Autopsy disputes police account of fatal Sacramento shooting
A pathologist hired by attorneys for the family of an unarmed man killed by Sacramento police says an independent autopsy shows Stephon Clark was shot eight times, seven from behind, and took up to 10 minutes to die
SACRAMENTO, Calif. (AP) -- Sacramento police shot Stephon Clark seven times from behind, according to autopsy results released Friday by a pathologist hired by Clark's family, a finding that calls into question the department's assertion the 22-year-old black man was facing officers and moving toward them when he was killed.
Dr. Bennet Omalu also determined Clark took three to 10 minutes to die. Police waited about five minutes before rendering medical aid.
"The proposition that has been presented that he was assailing the officers, meaning he was facing the officers, is inconsistent with the prevailing forensic evidence," Omalu said at a news conference with family attorney Benjamin Crump.
He said it was not clear if Clark would have survived had he gotten immediate medical attention.
Sacramento police responded with a brief statement that said the department had not yet received an official autopsy report from the Sacramento County coroner's office. It said the coroner's death investigation is independent from the investigation being conducted by police and the state Department of Justice.
A day after the March 18 shooting, police distributed a press release that said the officers who shot Clark "saw the suspect facing them, advance forward with his arms extended, and holding an object in his hands."
Police video of the shooting doesn't clearly capture all that happened after Clark ran into his grandmother's backyard. He initially moved toward the officers, who are peeking out from behind a corner of the house, but it's not clear he's facing them or that he knows they are there when they open fire after shouting "gun, gun, gun."
After 20 shots, officers call to him, apparently believing he might still be alive and armed. They eventually approach and find no gun, just a cellphone.
The shooting has produced almost daily angry but peaceful protests in the downtown area of California's capital city.
About 200 protesters gathered Friday night at City Hall. They shouted "Hands up, Don't Shoot!" and Stand Up, Fight Back."
They also chanted the names of young black men who have been killed by police around the country.
Earlier, several hundred black residents gathered at a South Sacramento church for a community meeting focused on supporting black youth in the city.
Clark's death was highlighted, however, with Sacramento Kings player Garrett Temple telling the crowd that Clark "could have been any of us."

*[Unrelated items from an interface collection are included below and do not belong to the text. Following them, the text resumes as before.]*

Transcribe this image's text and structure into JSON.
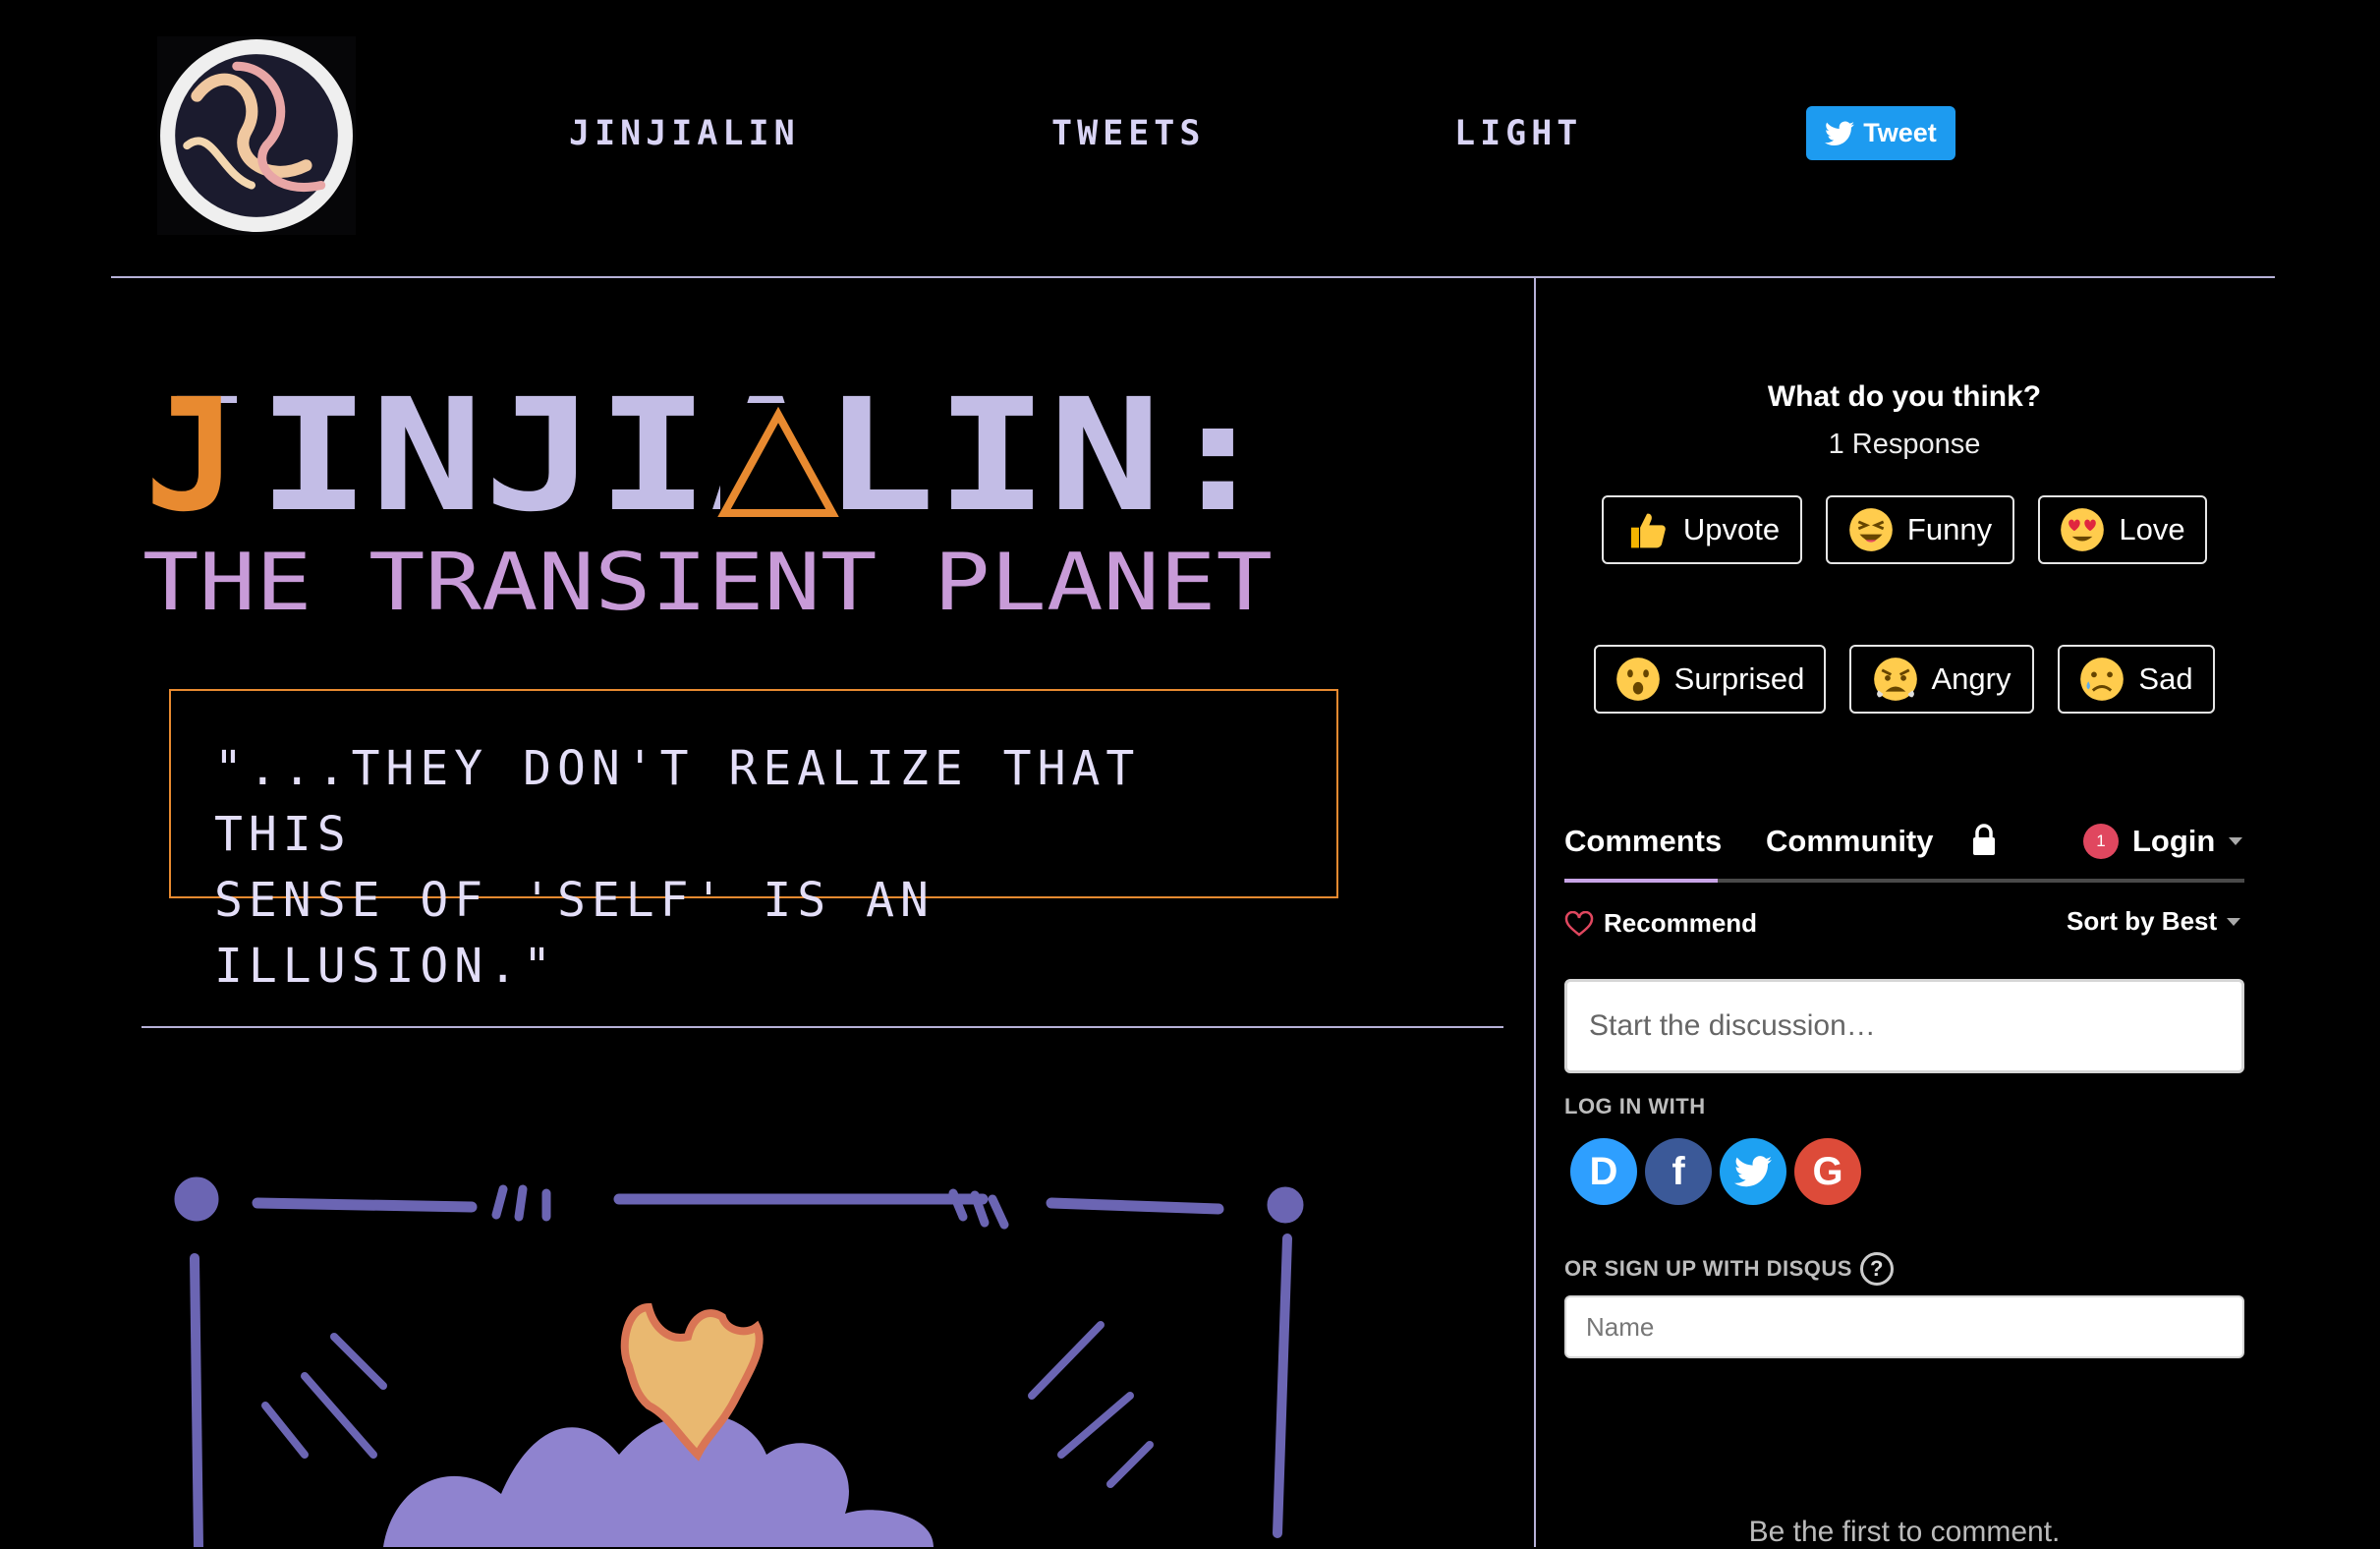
{
  "colors": {
    "accent_orange": "#e88a30",
    "lavender": "#c3bde6",
    "title_pink": "#c89bd8",
    "tweet_blue": "#1d9bf0"
  },
  "nav": {
    "logo_icon": "planet-swirl-logo",
    "links": [
      "JINJIALIN",
      "TWEETS",
      "LIGHT"
    ],
    "tweet_button": {
      "label": "Tweet",
      "icon": "twitter-bird-icon"
    }
  },
  "hero": {
    "title": "JINJIALIN:",
    "subtitle": "THE TRANSIENT PLANET",
    "quote_line1": "\"...THEY DON'T REALIZE THAT THIS",
    "quote_line2": "SENSE OF 'SELF' IS AN ILLUSION.\""
  },
  "comments": {
    "question": "What do you think?",
    "response_count": "1 Response",
    "reactions": [
      {
        "label": "Upvote",
        "icon": "thumbs-up-icon"
      },
      {
        "label": "Funny",
        "icon": "laughing-face-icon"
      },
      {
        "label": "Love",
        "icon": "heart-eyes-icon"
      },
      {
        "label": "Surprised",
        "icon": "surprised-face-icon"
      },
      {
        "label": "Angry",
        "icon": "angry-face-icon"
      },
      {
        "label": "Sad",
        "icon": "sad-face-icon"
      }
    ],
    "tabs": {
      "comments": "Comments",
      "community": "Community"
    },
    "login": {
      "badge": "1",
      "label": "Login"
    },
    "recommend": "Recommend",
    "sort": "Sort by Best",
    "input_placeholder": "Start the discussion…",
    "login_with": "LOG IN WITH",
    "social": [
      {
        "name": "Disqus",
        "glyph": "D",
        "color": "#2e9fff"
      },
      {
        "name": "Facebook",
        "glyph": "f",
        "color": "#3b5998"
      },
      {
        "name": "Twitter",
        "glyph": "",
        "color": "#1da1f2"
      },
      {
        "name": "Google",
        "glyph": "G",
        "color": "#dd4b39"
      }
    ],
    "signup_label": "OR SIGN UP WITH DISQUS",
    "help_glyph": "?",
    "name_placeholder": "Name",
    "empty_state": "Be the first to comment."
  }
}
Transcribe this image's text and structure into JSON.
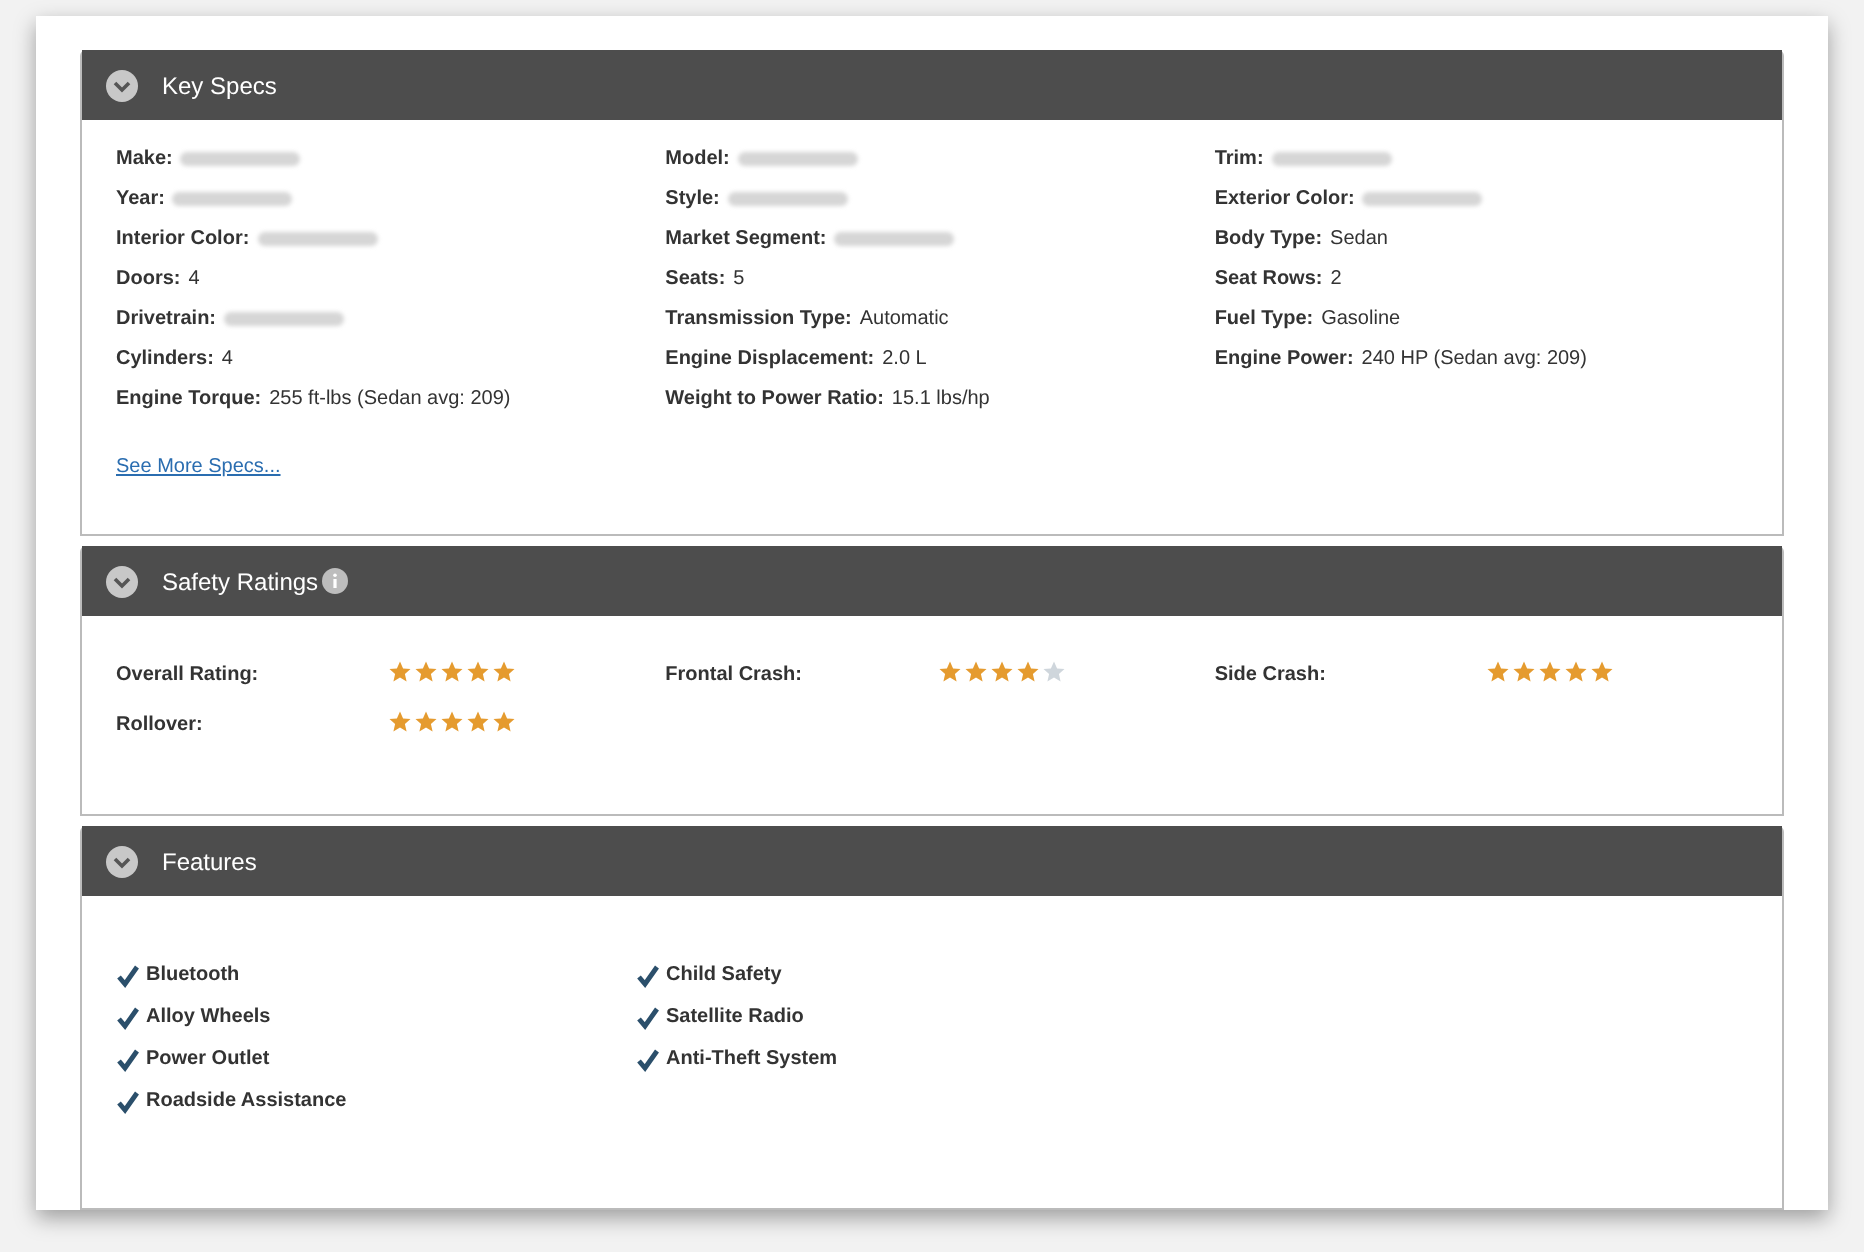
{
  "key_specs": {
    "title": "Key Specs",
    "expanded": true,
    "specs": [
      {
        "label": "Make:",
        "kind": "blurred"
      },
      {
        "label": "Model:",
        "kind": "blurred"
      },
      {
        "label": "Trim:",
        "kind": "blurred"
      },
      {
        "label": "Year:",
        "kind": "blurred"
      },
      {
        "label": "Style:",
        "kind": "blurred"
      },
      {
        "label": "Exterior Color:",
        "kind": "blurred"
      },
      {
        "label": "Interior Color:",
        "kind": "blurred"
      },
      {
        "label": "Market Segment:",
        "kind": "blurred"
      },
      {
        "label": "Body Type:",
        "value": "Sedan",
        "kind": "text"
      },
      {
        "label": "Doors:",
        "value": "4",
        "kind": "text"
      },
      {
        "label": "Seats:",
        "value": "5",
        "kind": "text"
      },
      {
        "label": "Seat Rows:",
        "value": "2",
        "kind": "text"
      },
      {
        "label": "Drivetrain:",
        "kind": "blurred"
      },
      {
        "label": "Transmission Type:",
        "value": "Automatic",
        "kind": "text"
      },
      {
        "label": "Fuel Type:",
        "value": "Gasoline",
        "kind": "text"
      },
      {
        "label": "Cylinders:",
        "value": "4",
        "kind": "text"
      },
      {
        "label": "Engine Displacement:",
        "value": "2.0 L",
        "kind": "text"
      },
      {
        "label": "Engine Power:",
        "value": "240 HP (Sedan avg: 209)",
        "kind": "text"
      },
      {
        "label": "Engine Torque:",
        "value": "255 ft-lbs (Sedan avg: 209)",
        "kind": "text"
      },
      {
        "label": "Weight to Power Ratio:",
        "value": "15.1 lbs/hp",
        "kind": "text"
      }
    ],
    "link": "See More Specs..."
  },
  "safety_ratings": {
    "title": "Safety Ratings",
    "expanded": true,
    "ratings": [
      {
        "label": "Overall Rating:",
        "stars": 5
      },
      {
        "label": "Frontal Crash:",
        "stars": 4
      },
      {
        "label": "Side Crash:",
        "stars": 5
      },
      {
        "label": "Rollover:",
        "stars": 5
      }
    ]
  },
  "features": {
    "title": "Features",
    "expanded": true,
    "items": [
      {
        "label": "Bluetooth",
        "checked": true
      },
      {
        "label": "Child Safety",
        "checked": true
      },
      {
        "label": "Alloy Wheels",
        "checked": true
      },
      {
        "label": "Satellite Radio",
        "checked": true
      },
      {
        "label": "Power Outlet",
        "checked": true
      },
      {
        "label": "Anti-Theft System",
        "checked": true
      },
      {
        "label": "Roadside Assistance",
        "checked": true
      }
    ]
  }
}
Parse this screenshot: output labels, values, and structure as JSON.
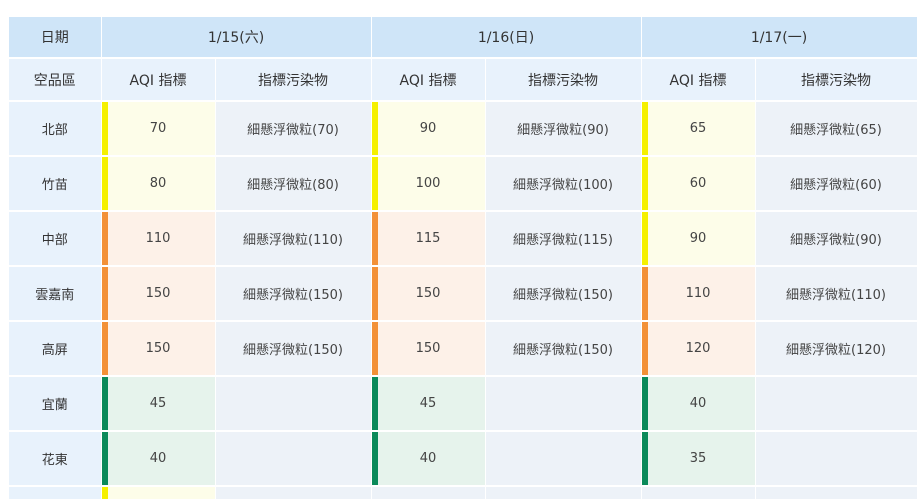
{
  "table": {
    "date_label": "日期",
    "region_label": "空品區",
    "aqi_label": "AQI 指標",
    "pollutant_label": "指標污染物",
    "days": [
      {
        "date": "1/15(六)"
      },
      {
        "date": "1/16(日)"
      },
      {
        "date": "1/17(一)"
      }
    ],
    "level_colors": {
      "yellow": "#f5f000",
      "orange": "#f39137",
      "green": "#0b8a5a"
    },
    "rows": [
      {
        "region": "北部",
        "cells": [
          {
            "aqi": "70",
            "level": "yellow",
            "pollutant": "細懸浮微粒(70)"
          },
          {
            "aqi": "90",
            "level": "yellow",
            "pollutant": "細懸浮微粒(90)"
          },
          {
            "aqi": "65",
            "level": "yellow",
            "pollutant": "細懸浮微粒(65)"
          }
        ]
      },
      {
        "region": "竹苗",
        "cells": [
          {
            "aqi": "80",
            "level": "yellow",
            "pollutant": "細懸浮微粒(80)"
          },
          {
            "aqi": "100",
            "level": "yellow",
            "pollutant": "細懸浮微粒(100)"
          },
          {
            "aqi": "60",
            "level": "yellow",
            "pollutant": "細懸浮微粒(60)"
          }
        ]
      },
      {
        "region": "中部",
        "cells": [
          {
            "aqi": "110",
            "level": "orange",
            "pollutant": "細懸浮微粒(110)"
          },
          {
            "aqi": "115",
            "level": "orange",
            "pollutant": "細懸浮微粒(115)"
          },
          {
            "aqi": "90",
            "level": "yellow",
            "pollutant": "細懸浮微粒(90)"
          }
        ]
      },
      {
        "region": "雲嘉南",
        "cells": [
          {
            "aqi": "150",
            "level": "orange",
            "pollutant": "細懸浮微粒(150)"
          },
          {
            "aqi": "150",
            "level": "orange",
            "pollutant": "細懸浮微粒(150)"
          },
          {
            "aqi": "110",
            "level": "orange",
            "pollutant": "細懸浮微粒(110)"
          }
        ]
      },
      {
        "region": "高屏",
        "cells": [
          {
            "aqi": "150",
            "level": "orange",
            "pollutant": "細懸浮微粒(150)"
          },
          {
            "aqi": "150",
            "level": "orange",
            "pollutant": "細懸浮微粒(150)"
          },
          {
            "aqi": "120",
            "level": "orange",
            "pollutant": "細懸浮微粒(120)"
          }
        ]
      },
      {
        "region": "宜蘭",
        "cells": [
          {
            "aqi": "45",
            "level": "green",
            "pollutant": ""
          },
          {
            "aqi": "45",
            "level": "green",
            "pollutant": ""
          },
          {
            "aqi": "40",
            "level": "green",
            "pollutant": ""
          }
        ]
      },
      {
        "region": "花東",
        "cells": [
          {
            "aqi": "40",
            "level": "green",
            "pollutant": ""
          },
          {
            "aqi": "40",
            "level": "green",
            "pollutant": ""
          },
          {
            "aqi": "35",
            "level": "green",
            "pollutant": ""
          }
        ]
      },
      {
        "region": "",
        "cells": [
          {
            "aqi": "",
            "level": "yellow",
            "pollutant": ""
          },
          {
            "aqi": "",
            "level": "",
            "pollutant": ""
          },
          {
            "aqi": "",
            "level": "",
            "pollutant": ""
          }
        ]
      }
    ]
  }
}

Teammate Vice Carter and former Kings player Doug Christie also attended.
Gov. Jerry Brown issued his first statement on the situation earlier Friday, calling it a tragic death that "raises a number of very serious questions and I support the California Attorney General's independent oversight of the investigation."
Police were called to the South Sacramento neighborhood on March 18 after a neighbor reported someone was breaking car windows. A police helicopter identified a suspect, who ran as police on the ground gave chase.
The helicopter video shows the two officers at the corner of Clark's grandmother's house and Clark on the backyard patio. He moves toward the officers' position as they peer around the corner and open fire.
Clark staggers sideways and falls on his stomach as officers continue shooting.
Omalu, whose study of a degenerative brain condition in football players prompted the NFL to adopt new safety rules designed to prevent concussions, said any of the six bullets that hit Clark in the back and one in the neck could have been the fatal shot. An eighth bullet went into Clark's thigh.
The autopsy was released a day after an emotional funeral service. The Rev. Al Sharpton delivered the eulogy and praised demonstrators for their restraint and urged them to follow the lead of the Rev. Martin Luther King Jr. and his advocacy of nonviolent protest.
Later in the day, police in riot gear stood waiting outside the Golden 1 Center as fans wove through barricades and fencing to enter a Sacramento Kings-Indiana Pacers game. Twice since the shooting, demonstrators had blocked thousands of fans from entering the area.
But protesters never came to the arena Thursday night, heeding calls from Clark's brother, Stevante Clark, and Black Lives Matter organizers to avoid the arena.
Instead, they blocked rush hour traffic on nearby downtown streets.
The Kings and their owner have supported the family.
Associated Press reporters Kathleen Ronayne and Haven Daley in Sacramento and John Antczak and Brian Melley in Los Angeles contributed.